TASK TO CARRY OUT → All lines in the material with the string "name" should be listed.

──────

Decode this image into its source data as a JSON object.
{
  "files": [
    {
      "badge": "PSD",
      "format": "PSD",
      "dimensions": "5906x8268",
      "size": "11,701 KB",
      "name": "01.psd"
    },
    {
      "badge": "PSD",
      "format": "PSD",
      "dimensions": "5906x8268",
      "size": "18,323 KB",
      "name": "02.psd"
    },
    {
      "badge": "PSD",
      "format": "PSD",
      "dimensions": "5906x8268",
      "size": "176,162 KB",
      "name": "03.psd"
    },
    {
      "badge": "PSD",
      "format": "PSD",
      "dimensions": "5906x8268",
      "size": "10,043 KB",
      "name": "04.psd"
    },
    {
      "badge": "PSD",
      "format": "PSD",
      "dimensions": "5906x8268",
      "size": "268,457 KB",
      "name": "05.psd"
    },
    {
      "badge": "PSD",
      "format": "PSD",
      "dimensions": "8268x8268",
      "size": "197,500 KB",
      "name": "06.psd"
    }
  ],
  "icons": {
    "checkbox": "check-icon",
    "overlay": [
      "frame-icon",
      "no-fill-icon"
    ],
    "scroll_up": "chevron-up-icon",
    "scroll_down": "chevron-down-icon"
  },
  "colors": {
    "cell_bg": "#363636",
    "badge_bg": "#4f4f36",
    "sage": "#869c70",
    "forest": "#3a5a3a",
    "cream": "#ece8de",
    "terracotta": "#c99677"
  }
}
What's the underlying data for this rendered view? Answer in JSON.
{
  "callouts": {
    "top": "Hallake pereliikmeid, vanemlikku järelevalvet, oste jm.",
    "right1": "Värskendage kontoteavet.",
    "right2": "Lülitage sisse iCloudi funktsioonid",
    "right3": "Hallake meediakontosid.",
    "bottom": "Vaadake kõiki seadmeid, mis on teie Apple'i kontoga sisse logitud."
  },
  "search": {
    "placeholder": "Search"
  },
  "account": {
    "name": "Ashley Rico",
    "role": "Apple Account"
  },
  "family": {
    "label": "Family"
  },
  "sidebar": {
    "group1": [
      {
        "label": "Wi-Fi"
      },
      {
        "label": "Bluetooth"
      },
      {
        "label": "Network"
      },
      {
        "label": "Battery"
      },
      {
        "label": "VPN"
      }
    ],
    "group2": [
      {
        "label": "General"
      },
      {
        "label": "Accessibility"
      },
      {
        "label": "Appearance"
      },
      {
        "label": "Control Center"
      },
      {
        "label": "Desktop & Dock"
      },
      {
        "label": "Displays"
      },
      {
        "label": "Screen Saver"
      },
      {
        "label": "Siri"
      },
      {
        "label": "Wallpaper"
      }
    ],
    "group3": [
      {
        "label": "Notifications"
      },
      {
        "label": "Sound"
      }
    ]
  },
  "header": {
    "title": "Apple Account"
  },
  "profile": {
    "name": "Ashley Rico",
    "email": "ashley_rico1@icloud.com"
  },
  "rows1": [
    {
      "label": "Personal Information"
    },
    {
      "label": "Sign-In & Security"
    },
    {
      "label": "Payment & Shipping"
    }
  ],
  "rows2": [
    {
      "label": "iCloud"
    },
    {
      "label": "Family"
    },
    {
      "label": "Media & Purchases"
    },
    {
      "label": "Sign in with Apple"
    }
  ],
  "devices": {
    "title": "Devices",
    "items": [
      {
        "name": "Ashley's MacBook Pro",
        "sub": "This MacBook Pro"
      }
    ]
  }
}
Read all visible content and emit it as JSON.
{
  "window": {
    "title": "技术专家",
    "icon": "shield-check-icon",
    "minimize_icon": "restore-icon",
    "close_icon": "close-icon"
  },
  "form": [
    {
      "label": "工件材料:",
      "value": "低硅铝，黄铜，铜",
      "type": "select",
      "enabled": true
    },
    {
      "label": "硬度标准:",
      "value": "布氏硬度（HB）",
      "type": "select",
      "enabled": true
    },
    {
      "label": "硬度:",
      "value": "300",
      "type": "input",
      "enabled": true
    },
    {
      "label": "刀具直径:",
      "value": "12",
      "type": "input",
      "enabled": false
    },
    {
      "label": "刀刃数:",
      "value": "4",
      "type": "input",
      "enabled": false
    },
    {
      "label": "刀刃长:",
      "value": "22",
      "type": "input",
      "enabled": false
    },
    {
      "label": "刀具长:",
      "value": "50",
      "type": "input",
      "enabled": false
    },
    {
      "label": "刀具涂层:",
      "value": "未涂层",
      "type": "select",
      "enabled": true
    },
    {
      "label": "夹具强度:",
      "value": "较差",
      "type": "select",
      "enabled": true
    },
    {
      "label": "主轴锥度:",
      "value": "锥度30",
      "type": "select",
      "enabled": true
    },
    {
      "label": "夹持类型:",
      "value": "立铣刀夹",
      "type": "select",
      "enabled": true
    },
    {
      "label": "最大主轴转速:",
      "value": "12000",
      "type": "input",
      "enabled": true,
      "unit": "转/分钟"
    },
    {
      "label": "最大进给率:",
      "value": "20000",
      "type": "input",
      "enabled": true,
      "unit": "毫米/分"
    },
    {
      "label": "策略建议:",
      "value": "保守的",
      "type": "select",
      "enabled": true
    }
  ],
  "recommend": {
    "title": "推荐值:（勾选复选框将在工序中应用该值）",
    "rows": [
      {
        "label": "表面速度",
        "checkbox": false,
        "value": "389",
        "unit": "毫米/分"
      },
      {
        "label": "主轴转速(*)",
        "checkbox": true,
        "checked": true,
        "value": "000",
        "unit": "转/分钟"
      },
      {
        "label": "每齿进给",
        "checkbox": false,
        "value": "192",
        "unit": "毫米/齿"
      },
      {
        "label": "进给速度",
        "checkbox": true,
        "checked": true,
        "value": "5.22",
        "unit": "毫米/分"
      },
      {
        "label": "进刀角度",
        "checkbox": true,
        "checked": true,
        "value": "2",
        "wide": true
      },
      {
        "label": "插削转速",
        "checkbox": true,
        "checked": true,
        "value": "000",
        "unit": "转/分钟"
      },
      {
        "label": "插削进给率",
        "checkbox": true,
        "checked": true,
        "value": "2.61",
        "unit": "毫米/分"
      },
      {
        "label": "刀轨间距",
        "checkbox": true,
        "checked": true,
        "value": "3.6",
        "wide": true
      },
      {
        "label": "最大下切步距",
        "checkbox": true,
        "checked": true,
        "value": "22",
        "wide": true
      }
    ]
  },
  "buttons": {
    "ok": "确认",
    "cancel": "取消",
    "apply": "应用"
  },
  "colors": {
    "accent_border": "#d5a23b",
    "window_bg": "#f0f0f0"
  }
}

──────

RESPONSE BELOW →
      "name": "01.psd"
      "name": "02.psd"
      "name": "03.psd"
      "name": "04.psd"
      "name": "05.psd"
      "name": "06.psd"
    "name": "Ashley Rico",
    "name": "Ashley Rico",
        "name": "Ashley's MacBook Pro",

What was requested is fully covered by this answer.